Spay / Neuter Facts and Myths

​MYTH BUSTERS

The Truth about Spaying and Neutering your Pets


​Four million cats and dogs--about one in every eight seconds--are put down in U.S. Shelters each year.  Many cats and dogs who die as a result of pet overpopulation could have made wonderful pets.  ​A solution is possible and starts with each of us taking one small step; 

getting our own pets spayed and neutered.

But just in case you need more information before making this important decision,

here is the truth behind some commonly spread myths about spaying and neutering.


MYTH:  It's better to have one litter before spaying a female pet.

FACT:      Medical evidence indicates just the opposite.  In fact, the evidence shows that females                         spayed before their first heat are typically healthier.

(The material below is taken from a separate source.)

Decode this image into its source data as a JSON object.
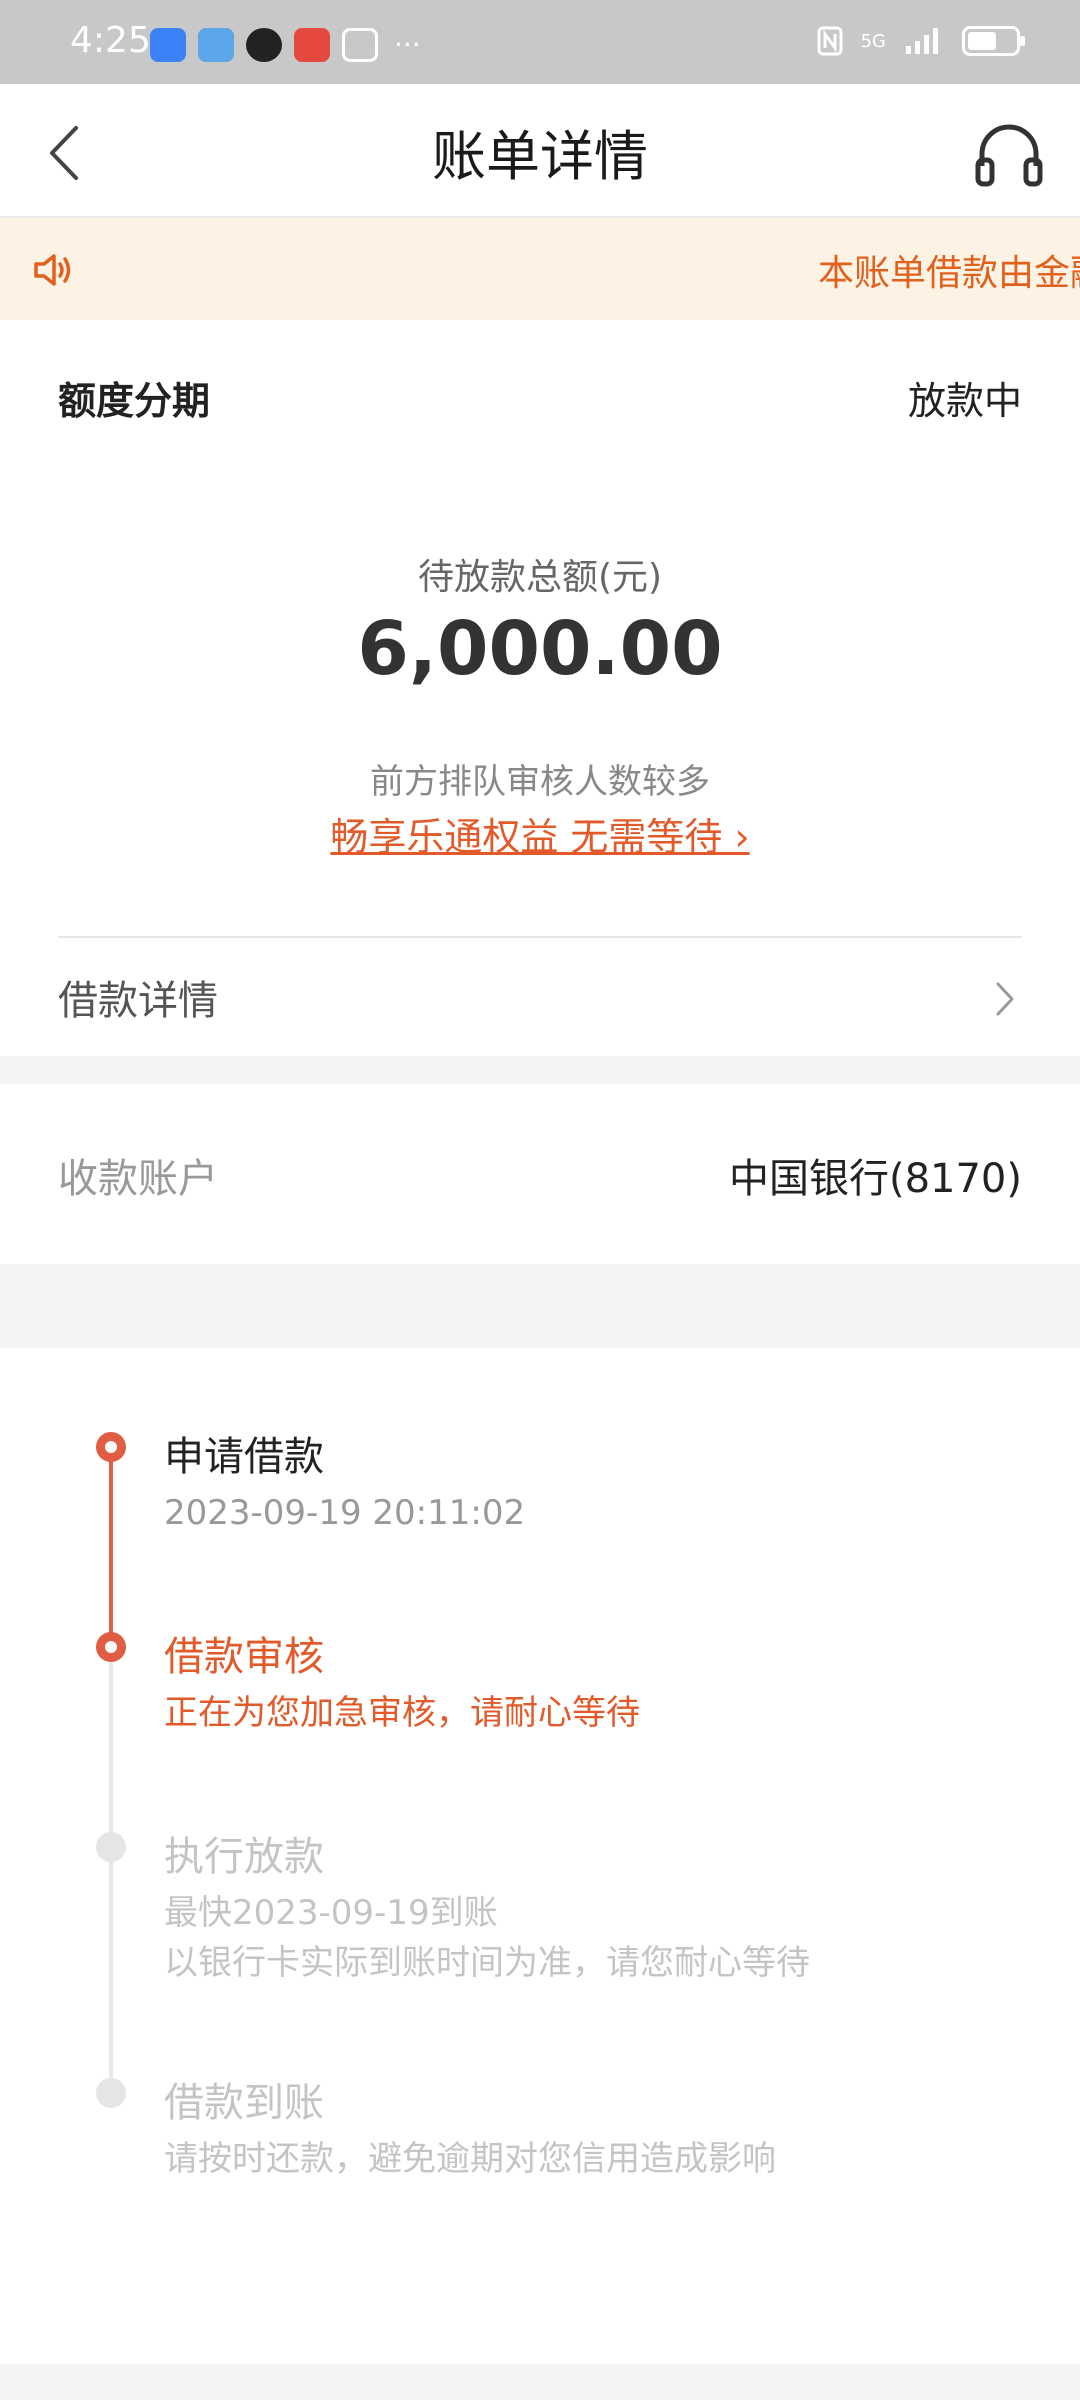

MYTH:   I want my dog to be protective.

FACT:     It's a dog's natural instinct to protect home and family.  A dog's personality is formed

                      more by genetics and environment than by sex hormones.

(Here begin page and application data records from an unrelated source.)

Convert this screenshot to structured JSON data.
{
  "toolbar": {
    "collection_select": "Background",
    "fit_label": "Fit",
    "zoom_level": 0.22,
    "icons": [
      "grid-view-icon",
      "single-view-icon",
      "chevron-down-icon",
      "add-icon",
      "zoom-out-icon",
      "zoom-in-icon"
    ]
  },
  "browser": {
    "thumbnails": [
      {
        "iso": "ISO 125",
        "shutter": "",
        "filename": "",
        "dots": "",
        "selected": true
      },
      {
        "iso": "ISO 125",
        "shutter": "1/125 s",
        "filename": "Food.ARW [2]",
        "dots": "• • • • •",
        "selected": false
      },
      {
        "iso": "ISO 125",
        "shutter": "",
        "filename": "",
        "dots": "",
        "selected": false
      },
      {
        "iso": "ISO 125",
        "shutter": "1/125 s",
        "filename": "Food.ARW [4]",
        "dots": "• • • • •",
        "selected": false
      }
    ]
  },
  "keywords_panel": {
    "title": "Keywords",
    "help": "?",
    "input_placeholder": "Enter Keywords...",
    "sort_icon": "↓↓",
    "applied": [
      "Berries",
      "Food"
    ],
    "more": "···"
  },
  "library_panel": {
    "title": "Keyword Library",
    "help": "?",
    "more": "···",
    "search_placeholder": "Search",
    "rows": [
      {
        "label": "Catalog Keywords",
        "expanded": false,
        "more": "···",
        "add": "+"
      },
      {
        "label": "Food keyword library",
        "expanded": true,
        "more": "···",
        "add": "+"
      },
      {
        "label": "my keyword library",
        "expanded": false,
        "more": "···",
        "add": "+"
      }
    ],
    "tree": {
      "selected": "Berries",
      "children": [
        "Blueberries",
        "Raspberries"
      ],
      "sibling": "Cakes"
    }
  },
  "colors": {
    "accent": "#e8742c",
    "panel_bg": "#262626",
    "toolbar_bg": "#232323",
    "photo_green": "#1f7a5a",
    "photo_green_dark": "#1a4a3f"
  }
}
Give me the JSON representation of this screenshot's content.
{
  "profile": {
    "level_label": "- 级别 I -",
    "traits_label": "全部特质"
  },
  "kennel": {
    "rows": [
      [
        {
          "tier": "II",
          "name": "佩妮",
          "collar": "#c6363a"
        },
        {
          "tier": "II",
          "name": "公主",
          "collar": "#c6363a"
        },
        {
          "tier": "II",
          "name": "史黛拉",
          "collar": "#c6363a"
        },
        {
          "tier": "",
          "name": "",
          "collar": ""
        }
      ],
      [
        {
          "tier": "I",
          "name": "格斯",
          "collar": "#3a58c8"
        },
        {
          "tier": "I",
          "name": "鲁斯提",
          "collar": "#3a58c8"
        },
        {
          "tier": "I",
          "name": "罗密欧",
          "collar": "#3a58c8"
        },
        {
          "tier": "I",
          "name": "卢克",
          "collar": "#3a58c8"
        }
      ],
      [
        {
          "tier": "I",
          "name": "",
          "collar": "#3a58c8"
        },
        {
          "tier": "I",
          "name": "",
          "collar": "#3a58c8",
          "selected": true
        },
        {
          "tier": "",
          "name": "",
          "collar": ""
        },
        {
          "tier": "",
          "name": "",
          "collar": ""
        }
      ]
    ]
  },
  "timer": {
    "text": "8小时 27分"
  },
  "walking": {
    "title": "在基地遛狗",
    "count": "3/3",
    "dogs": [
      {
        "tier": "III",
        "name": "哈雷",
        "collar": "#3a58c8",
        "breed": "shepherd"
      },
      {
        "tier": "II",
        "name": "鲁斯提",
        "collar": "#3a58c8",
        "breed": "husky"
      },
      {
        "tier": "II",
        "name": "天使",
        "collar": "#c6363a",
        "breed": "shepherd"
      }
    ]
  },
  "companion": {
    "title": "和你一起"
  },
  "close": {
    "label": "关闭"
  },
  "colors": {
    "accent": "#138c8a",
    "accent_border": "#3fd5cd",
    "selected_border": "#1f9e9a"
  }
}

MYTH:   I don't want my male dog or cat to feel like less of a male.

FACT:     Pets don't have any concept of sexual identity or ego.  Neutering will not change a pet's

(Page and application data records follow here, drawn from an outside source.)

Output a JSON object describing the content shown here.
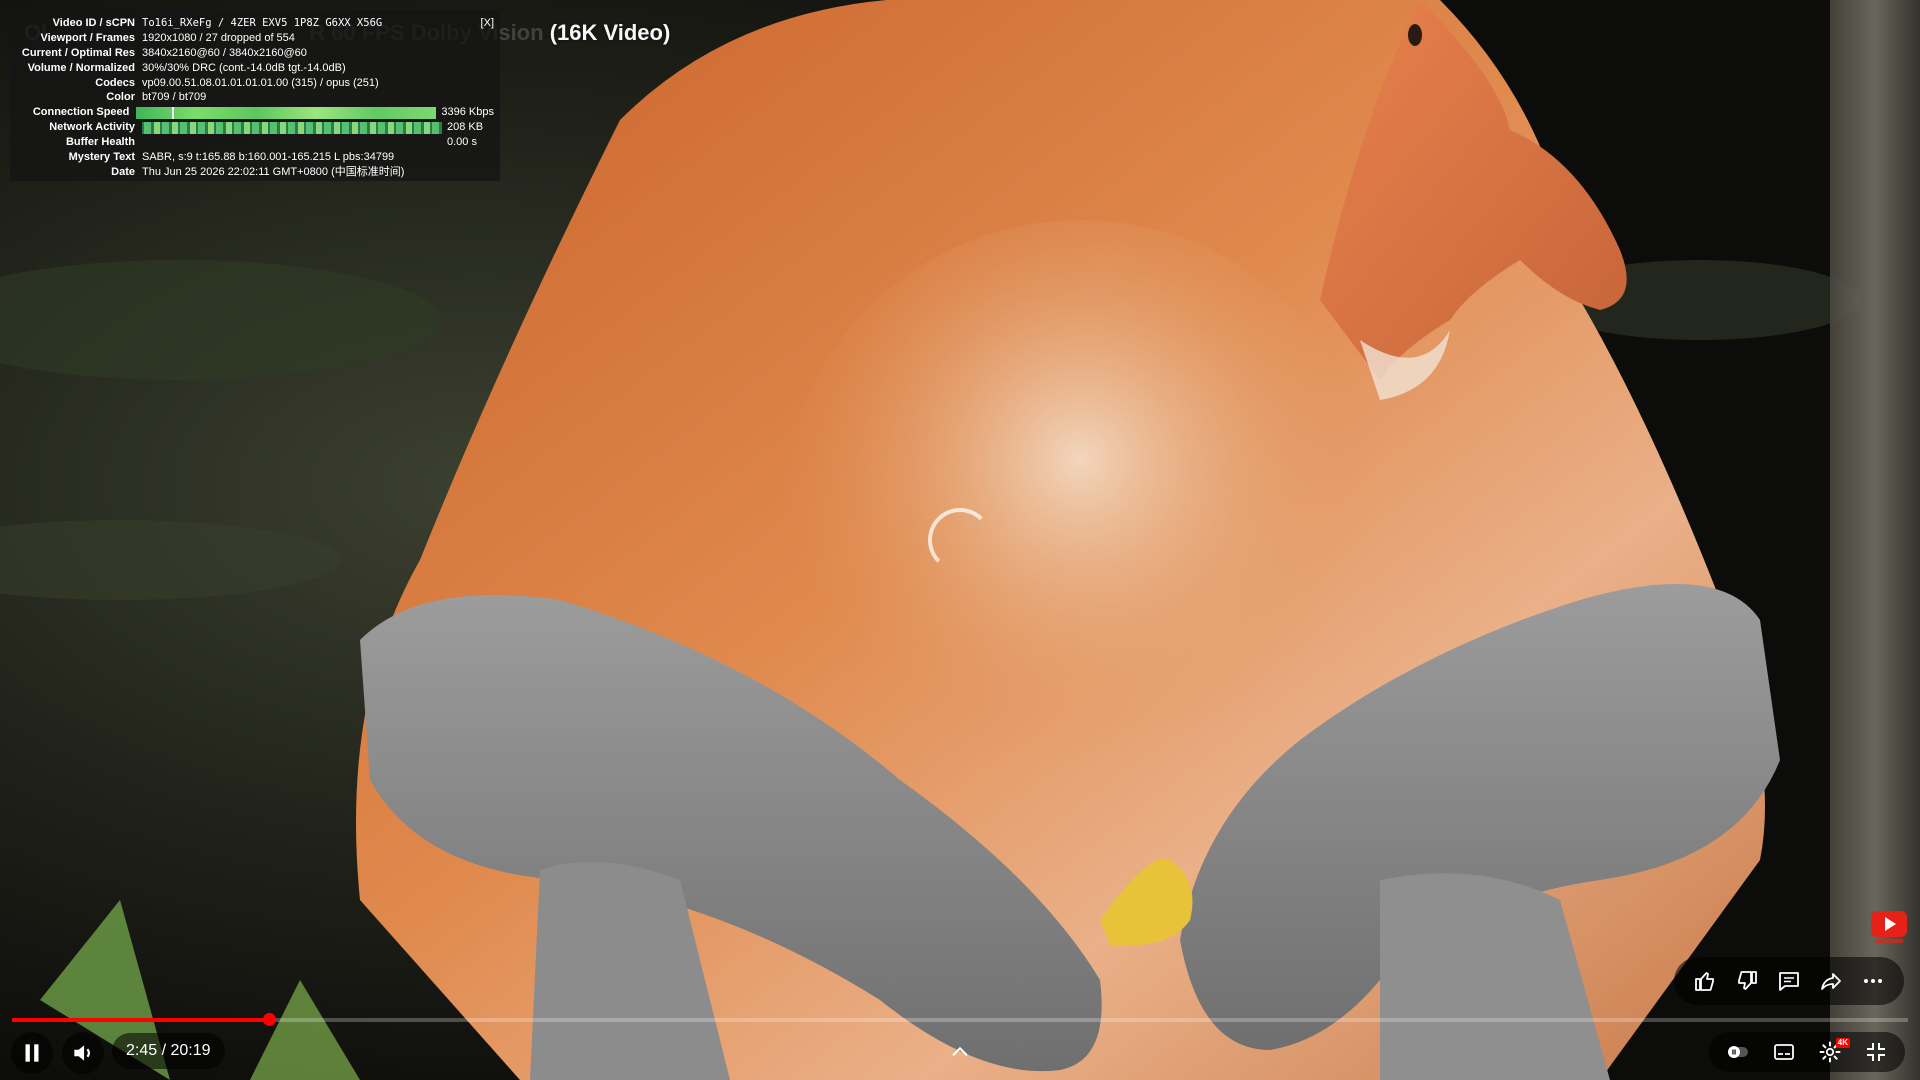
{
  "video": {
    "title_hidden": "Ol",
    "title_hidden2": "R 60 FPS Dolby Vision",
    "title_visible": "(16K Video)"
  },
  "stats": {
    "close_label": "[X]",
    "rows": [
      {
        "label": "Video ID / sCPN",
        "value": "To16i_RXeFg  /  4ZER EXV5 1P8Z G6XX X56G"
      },
      {
        "label": "Viewport / Frames",
        "value": "1920x1080 / 27 dropped of 554"
      },
      {
        "label": "Current / Optimal Res",
        "value": "3840x2160@60 / 3840x2160@60"
      },
      {
        "label": "Volume / Normalized",
        "value": "30%/30% DRC (cont.-14.0dB tgt.-14.0dB)"
      },
      {
        "label": "Codecs",
        "value": "vp09.00.51.08.01.01.01.01.00 (315) / opus (251)"
      },
      {
        "label": "Color",
        "value": "bt709 / bt709"
      },
      {
        "label": "Connection Speed",
        "value": "3396 Kbps"
      },
      {
        "label": "Network Activity",
        "value": "208 KB"
      },
      {
        "label": "Buffer Health",
        "value": "0.00 s"
      },
      {
        "label": "Mystery Text",
        "value": "SABR, s:9 t:165.88 b:160.001-165.215 L pbs:34799"
      },
      {
        "label": "Date",
        "value": "Thu Jun 25 2026 22:02:11 GMT+0800 (中国标准时间)"
      }
    ]
  },
  "player": {
    "time_display": "2:45 / 20:19",
    "progress": 0.1353,
    "accent": "#ff0000",
    "quality_badge": "4K"
  },
  "actions": {
    "like": "thumbs-up-icon",
    "dislike": "thumbs-down-icon",
    "comments": "comment-icon",
    "share": "share-icon",
    "more": "more-icon"
  }
}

                      basic personality.   He doesn't suffer any kind of emotional reaction or identity crisis

                      when neutered.

MYTH:   My pet will get fat and lazy.

FACT:     The truth is that most pets get fat and lazy because their owners feed them too much

                      and don't give them enough exercise.

​MYTH:   It's expensive to have my pet spayed or neutered.

FACT:      Most regions of the U.S. have at least one clinic within driving distance that charges

                      $100 or less for the procedure and many clinics provide discounts through a

                      subsidized voucher program.  Low cost spay/neuter is more and more widely available                        all the time. 

               (This final MYTH/FACT is why our community SNIP Program is so important.)


   The Spay/neuter information line is 423-727-9286

       ​The above was taken, in part, from the  HSUS website.